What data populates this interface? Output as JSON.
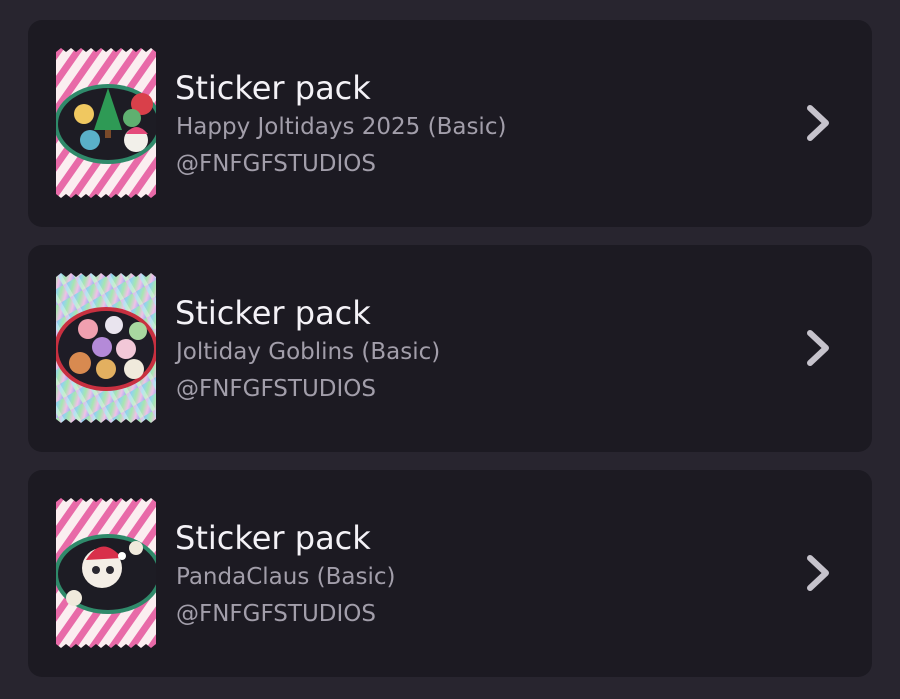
{
  "packs": [
    {
      "title": "Sticker pack",
      "name": "Happy Joltidays 2025 (Basic)",
      "author": "@FNFGFSTUDIOS",
      "thumbnail_icon": "candy-cane-sticker-pack-icon"
    },
    {
      "title": "Sticker pack",
      "name": "Joltiday Goblins (Basic)",
      "author": "@FNFGFSTUDIOS",
      "thumbnail_icon": "holographic-sticker-pack-icon"
    },
    {
      "title": "Sticker pack",
      "name": "PandaClaus (Basic)",
      "author": "@FNFGFSTUDIOS",
      "thumbnail_icon": "candy-cane-sticker-pack-icon"
    }
  ],
  "chevron_icon": "chevron-right-icon",
  "colors": {
    "background": "#28252f",
    "card": "#1c1a22",
    "title": "#f4f2f7",
    "secondary_text": "#a29eaa"
  }
}
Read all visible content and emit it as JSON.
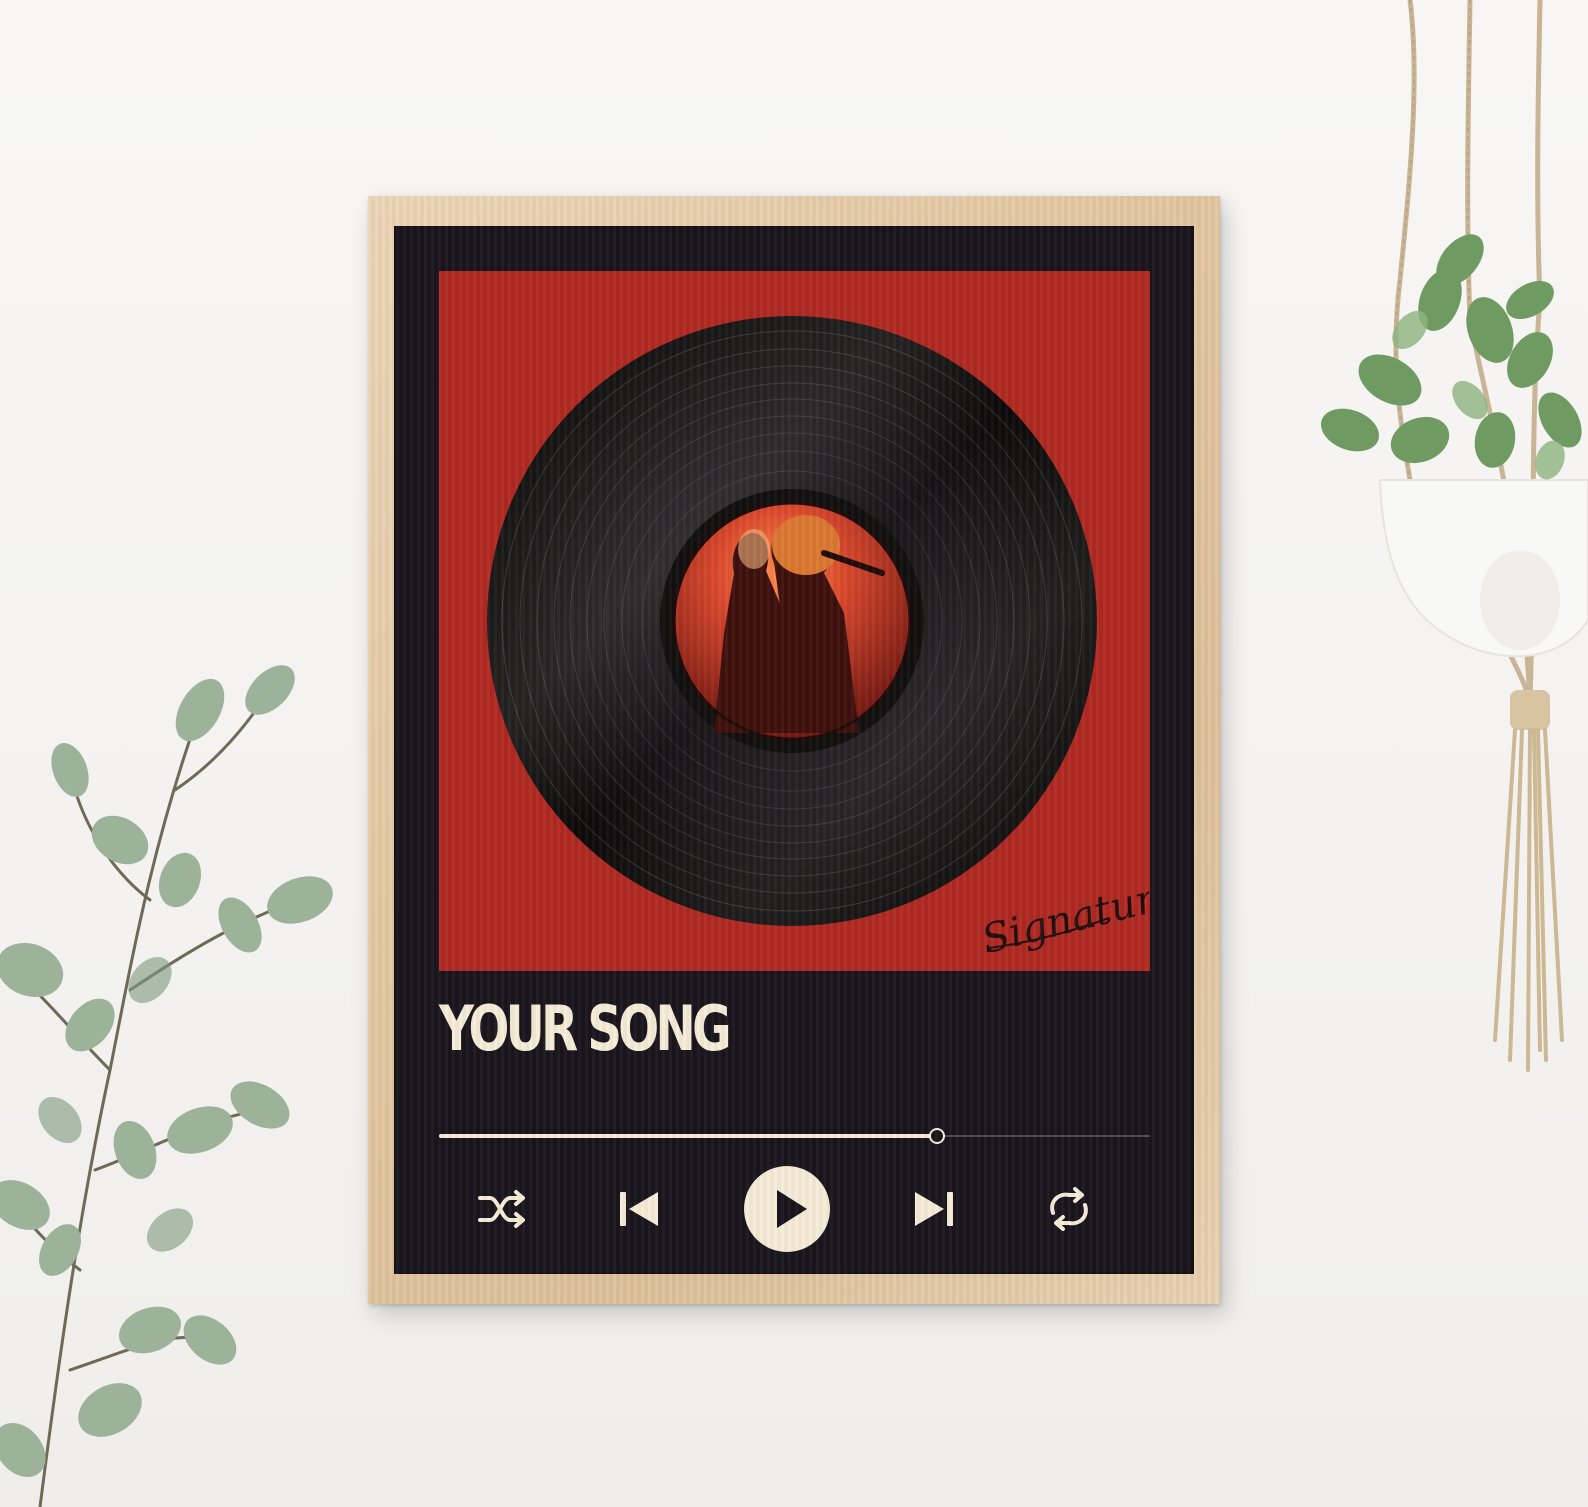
{
  "poster": {
    "song_title": "YOUR SONG",
    "signature_text": "Signature",
    "progress_fraction": 0.7,
    "colors": {
      "poster_background": "#15111a",
      "art_background": "#ae2620",
      "text": "#f4ecd8"
    },
    "controls": [
      {
        "name": "shuffle-icon"
      },
      {
        "name": "previous-track-icon"
      },
      {
        "name": "play-icon"
      },
      {
        "name": "next-track-icon"
      },
      {
        "name": "repeat-icon"
      }
    ]
  }
}
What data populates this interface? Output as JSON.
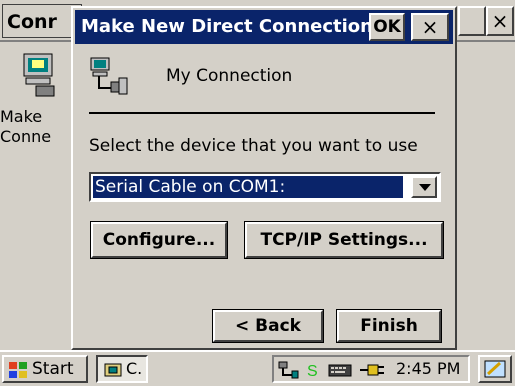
{
  "background_window": {
    "title": "Conr",
    "btn_x_label": "×",
    "desktop_icon_label": "Make\nConne"
  },
  "dialog": {
    "title": "Make New Direct Connection",
    "ok_label": "OK",
    "close_label": "×",
    "connection_name": "My Connection",
    "prompt": "Select the device that you want to use",
    "device": {
      "selected": "Serial Cable on COM1:"
    },
    "configure_label": "Configure...",
    "tcpip_label": "TCP/IP Settings...",
    "back_label": "< Back",
    "finish_label": "Finish"
  },
  "taskbar": {
    "start_label": "Start",
    "task_label": "C.",
    "time": "2:45 PM",
    "tray_icons": [
      "network-icon",
      "sync-icon",
      "keyboard-icon",
      "power-icon"
    ]
  },
  "colors": {
    "titlebar": "#0a246a",
    "face": "#d4d0c8",
    "selection": "#0a246a"
  }
}
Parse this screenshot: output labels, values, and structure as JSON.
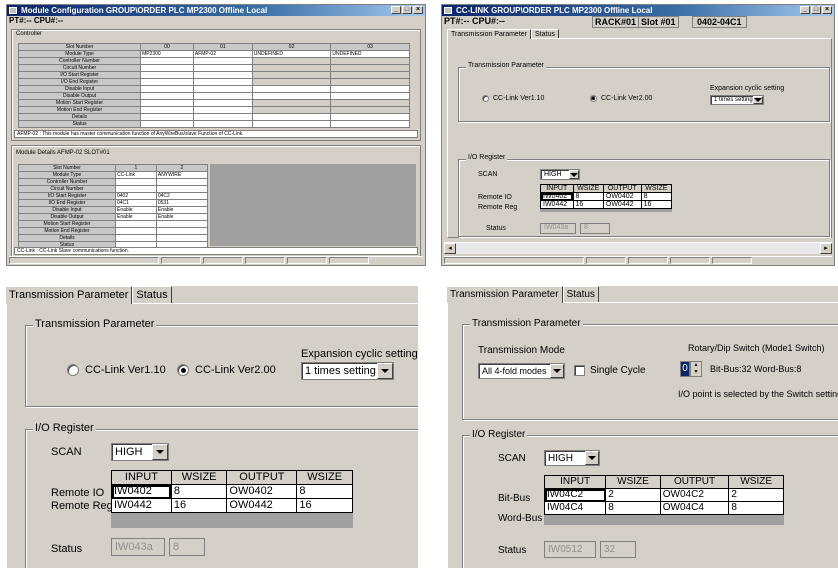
{
  "win1": {
    "title": "Module Configuration   GROUP\\ORDER  PLC  MP2300   Offline  Local",
    "menu": "PT#:--  CPU#:--",
    "controller": {
      "group_label": "Controller",
      "header": [
        "Slot Number",
        "00",
        "01",
        "02",
        "03"
      ],
      "row_labels": [
        "Module Type",
        "Controller Number",
        "Circuit Number",
        "I/O Start Register",
        "I/O End Register",
        "Disable Input",
        "Disable Output",
        "Motion Start Register",
        "Motion End Register",
        "Details",
        "Status"
      ],
      "module_types": [
        "MP2300",
        "AFMP-02",
        "UNDEFINED",
        "UNDEFINED"
      ],
      "note": "AFMP-02 : This module has master communication function of AnyWireBus/slave Function of CC-Link."
    },
    "details": {
      "group_label": "Module Details  AFMP-02  SLOT#01",
      "header": [
        "Slot Number",
        "1",
        "2"
      ],
      "row_labels": [
        "Module Type",
        "Controller Number",
        "Circuit Number",
        "I/O Start Register",
        "I/O End Register",
        "Disable Input",
        "Disable Output",
        "Motion Start Register",
        "Motion End Register",
        "Details",
        "Status"
      ],
      "col1": [
        "CC-Link",
        "",
        "",
        "0402",
        "04C1",
        "Enable",
        "Enable",
        "",
        "",
        "",
        ""
      ],
      "col2": [
        "ANYWIRE",
        "",
        "",
        "04C2",
        "0531",
        "Enable",
        "Enable",
        "",
        "",
        "",
        ""
      ],
      "note": "CC-Link : CC-Link Slave communications function."
    }
  },
  "win2": {
    "title": "CC-LINK   GROUP\\ORDER  PLC  MP2300   Offline  Local",
    "menu_left": "PT#:-- CPU#:--",
    "rack": "RACK#01",
    "slot": "Slot #01",
    "range": "0402-04C1",
    "tabs": [
      "Transmission Parameter",
      "Status"
    ],
    "trans_group": "Transmission Parameter",
    "radio1": "CC-Link Ver1.10",
    "radio2": "CC-Link Ver2.00",
    "exp_label": "Expansion cyclic setting",
    "exp_value": "1 times setting",
    "io_group": "I/O Register",
    "scan_label": "SCAN",
    "scan_value": "HIGH",
    "io_header": [
      "INPUT",
      "WSIZE",
      "OUTPUT",
      "WSIZE"
    ],
    "io_rows": [
      [
        "IW0402",
        "8",
        "OW0402",
        "8"
      ],
      [
        "IW0442",
        "16",
        "OW0442",
        "16"
      ]
    ],
    "row_label1": "Remote IO",
    "row_label2": "Remote Reg",
    "status_label": "Status",
    "status_val1": "IW043a",
    "status_val2": "8"
  },
  "cc": {
    "tabs": [
      "Transmission Parameter",
      "Status"
    ],
    "trans_group": "Transmission Parameter",
    "radio1": "CC-Link Ver1.10",
    "radio2": "CC-Link Ver2.00",
    "exp_label": "Expansion cyclic setting",
    "exp_value": "1 times setting",
    "io_group": "I/O Register",
    "scan_label": "SCAN",
    "scan_value": "HIGH",
    "io_header": [
      "INPUT",
      "WSIZE",
      "OUTPUT",
      "WSIZE"
    ],
    "io_rows": [
      [
        "IW0402",
        "8",
        "OW0402",
        "8"
      ],
      [
        "IW0442",
        "16",
        "OW0442",
        "16"
      ]
    ],
    "row_label1": "Remote IO",
    "row_label2": "Remote Reg",
    "status_label": "Status",
    "status_val1": "IW043a",
    "status_val2": "8"
  },
  "aw": {
    "tabs": [
      "Transmission Parameter",
      "Status"
    ],
    "trans_group": "Transmission Parameter",
    "mode_label": "Transmission Mode",
    "mode_value": "All 4-fold modes",
    "single_cycle": "Single Cycle",
    "rotary_label": "Rotary/Dip Switch (Mode1 Switch)",
    "switch_value": "0",
    "bus_info": "Bit-Bus:32  Word-Bus:8",
    "note": "I/O point is selected by the Switch setting.",
    "io_group": "I/O Register",
    "scan_label": "SCAN",
    "scan_value": "HIGH",
    "io_header": [
      "INPUT",
      "WSIZE",
      "OUTPUT",
      "WSIZE"
    ],
    "io_rows": [
      [
        "IW04C2",
        "2",
        "OW04C2",
        "2"
      ],
      [
        "IW04C4",
        "8",
        "OW04C4",
        "8"
      ]
    ],
    "row_label1": "Bit-Bus",
    "row_label2": "Word-Bus",
    "status_label": "Status",
    "status_val1": "IW0512",
    "status_val2": "32"
  }
}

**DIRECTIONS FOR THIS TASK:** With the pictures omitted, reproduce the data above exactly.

**FINAL ANSWER:**
What data populates this interface? Output as JSON.
{
  "packs": [
    {
      "title": "Sticker pack",
      "name": "Happy Joltidays 2025 (Basic)",
      "author": "@FNFGFSTUDIOS",
      "thumbnail_icon": "candy-cane-sticker-pack-icon"
    },
    {
      "title": "Sticker pack",
      "name": "Joltiday Goblins (Basic)",
      "author": "@FNFGFSTUDIOS",
      "thumbnail_icon": "holographic-sticker-pack-icon"
    },
    {
      "title": "Sticker pack",
      "name": "PandaClaus (Basic)",
      "author": "@FNFGFSTUDIOS",
      "thumbnail_icon": "candy-cane-sticker-pack-icon"
    }
  ],
  "chevron_icon": "chevron-right-icon",
  "colors": {
    "background": "#28252f",
    "card": "#1c1a22",
    "title": "#f4f2f7",
    "secondary_text": "#a29eaa"
  }
}
Read all visible content and emit it as JSON.
{
  "poster": {
    "song_title": "YOUR SONG",
    "signature_text": "Signature",
    "progress_fraction": 0.7,
    "colors": {
      "poster_background": "#15111a",
      "art_background": "#ae2620",
      "text": "#f4ecd8"
    },
    "controls": [
      {
        "name": "shuffle-icon"
      },
      {
        "name": "previous-track-icon"
      },
      {
        "name": "play-icon"
      },
      {
        "name": "next-track-icon"
      },
      {
        "name": "repeat-icon"
      }
    ]
  }
}
What data populates this interface? Output as JSON.
{
  "background_window": {
    "title": "Conr",
    "btn_x_label": "×",
    "desktop_icon_label": "Make\nConne"
  },
  "dialog": {
    "title": "Make New Direct Connection",
    "ok_label": "OK",
    "close_label": "×",
    "connection_name": "My Connection",
    "prompt": "Select the device that you want to use",
    "device": {
      "selected": "Serial Cable on COM1:"
    },
    "configure_label": "Configure...",
    "tcpip_label": "TCP/IP Settings...",
    "back_label": "< Back",
    "finish_label": "Finish"
  },
  "taskbar": {
    "start_label": "Start",
    "task_label": "C.",
    "time": "2:45 PM",
    "tray_icons": [
      "network-icon",
      "sync-icon",
      "keyboard-icon",
      "power-icon"
    ]
  },
  "colors": {
    "titlebar": "#0a246a",
    "face": "#d4d0c8",
    "selection": "#0a246a"
  }
}
Parse this screenshot: output labels, values, and structure as JSON.
{
  "win1": {
    "title": "Module Configuration   GROUP\\ORDER  PLC  MP2300   Offline  Local",
    "menu": "PT#:--  CPU#:--",
    "controller": {
      "group_label": "Controller",
      "header": [
        "Slot Number",
        "00",
        "01",
        "02",
        "03"
      ],
      "row_labels": [
        "Module Type",
        "Controller Number",
        "Circuit Number",
        "I/O Start Register",
        "I/O End Register",
        "Disable Input",
        "Disable Output",
        "Motion Start Register",
        "Motion End Register",
        "Details",
        "Status"
      ],
      "module_types": [
        "MP2300",
        "AFMP-02",
        "UNDEFINED",
        "UNDEFINED"
      ],
      "note": "AFMP-02 : This module has master communication function of AnyWireBus/slave Function of CC-Link."
    },
    "details": {
      "group_label": "Module Details  AFMP-02  SLOT#01",
      "header": [
        "Slot Number",
        "1",
        "2"
      ],
      "row_labels": [
        "Module Type",
        "Controller Number",
        "Circuit Number",
        "I/O Start Register",
        "I/O End Register",
        "Disable Input",
        "Disable Output",
        "Motion Start Register",
        "Motion End Register",
        "Details",
        "Status"
      ],
      "col1": [
        "CC-Link",
        "",
        "",
        "0402",
        "04C1",
        "Enable",
        "Enable",
        "",
        "",
        "",
        ""
      ],
      "col2": [
        "ANYWIRE",
        "",
        "",
        "04C2",
        "0531",
        "Enable",
        "Enable",
        "",
        "",
        "",
        ""
      ],
      "note": "CC-Link : CC-Link Slave communications function."
    }
  },
  "win2": {
    "title": "CC-LINK   GROUP\\ORDER  PLC  MP2300   Offline  Local",
    "menu_left": "PT#:-- CPU#:--",
    "rack": "RACK#01",
    "slot": "Slot #01",
    "range": "0402-04C1",
    "tabs": [
      "Transmission Parameter",
      "Status"
    ],
    "trans_group": "Transmission Parameter",
    "radio1": "CC-Link Ver1.10",
    "radio2": "CC-Link Ver2.00",
    "exp_label": "Expansion cyclic setting",
    "exp_value": "1 times setting",
    "io_group": "I/O Register",
    "scan_label": "SCAN",
    "scan_value": "HIGH",
    "io_header": [
      "INPUT",
      "WSIZE",
      "OUTPUT",
      "WSIZE"
    ],
    "io_rows": [
      [
        "IW0402",
        "8",
        "OW0402",
        "8"
      ],
      [
        "IW0442",
        "16",
        "OW0442",
        "16"
      ]
    ],
    "row_label1": "Remote IO",
    "row_label2": "Remote Reg",
    "status_label": "Status",
    "status_val1": "IW043a",
    "status_val2": "8"
  },
  "cc": {
    "tabs": [
      "Transmission Parameter",
      "Status"
    ],
    "trans_group": "Transmission Parameter",
    "radio1": "CC-Link Ver1.10",
    "radio2": "CC-Link Ver2.00",
    "exp_label": "Expansion cyclic setting",
    "exp_value": "1 times setting",
    "io_group": "I/O Register",
    "scan_label": "SCAN",
    "scan_value": "HIGH",
    "io_header": [
      "INPUT",
      "WSIZE",
      "OUTPUT",
      "WSIZE"
    ],
    "io_rows": [
      [
        "IW0402",
        "8",
        "OW0402",
        "8"
      ],
      [
        "IW0442",
        "16",
        "OW0442",
        "16"
      ]
    ],
    "row_label1": "Remote IO",
    "row_label2": "Remote Reg",
    "status_label": "Status",
    "status_val1": "IW043a",
    "status_val2": "8"
  },
  "aw": {
    "tabs": [
      "Transmission Parameter",
      "Status"
    ],
    "trans_group": "Transmission Parameter",
    "mode_label": "Transmission Mode",
    "mode_value": "All 4-fold modes",
    "single_cycle": "Single Cycle",
    "rotary_label": "Rotary/Dip Switch (Mode1 Switch)",
    "switch_value": "0",
    "bus_info": "Bit-Bus:32  Word-Bus:8",
    "note": "I/O point is selected by the Switch setting.",
    "io_group": "I/O Register",
    "scan_label": "SCAN",
    "scan_value": "HIGH",
    "io_header": [
      "INPUT",
      "WSIZE",
      "OUTPUT",
      "WSIZE"
    ],
    "io_rows": [
      [
        "IW04C2",
        "2",
        "OW04C2",
        "2"
      ],
      [
        "IW04C4",
        "8",
        "OW04C4",
        "8"
      ]
    ],
    "row_label1": "Bit-Bus",
    "row_label2": "Word-Bus",
    "status_label": "Status",
    "status_val1": "IW0512",
    "status_val2": "32"
  }
}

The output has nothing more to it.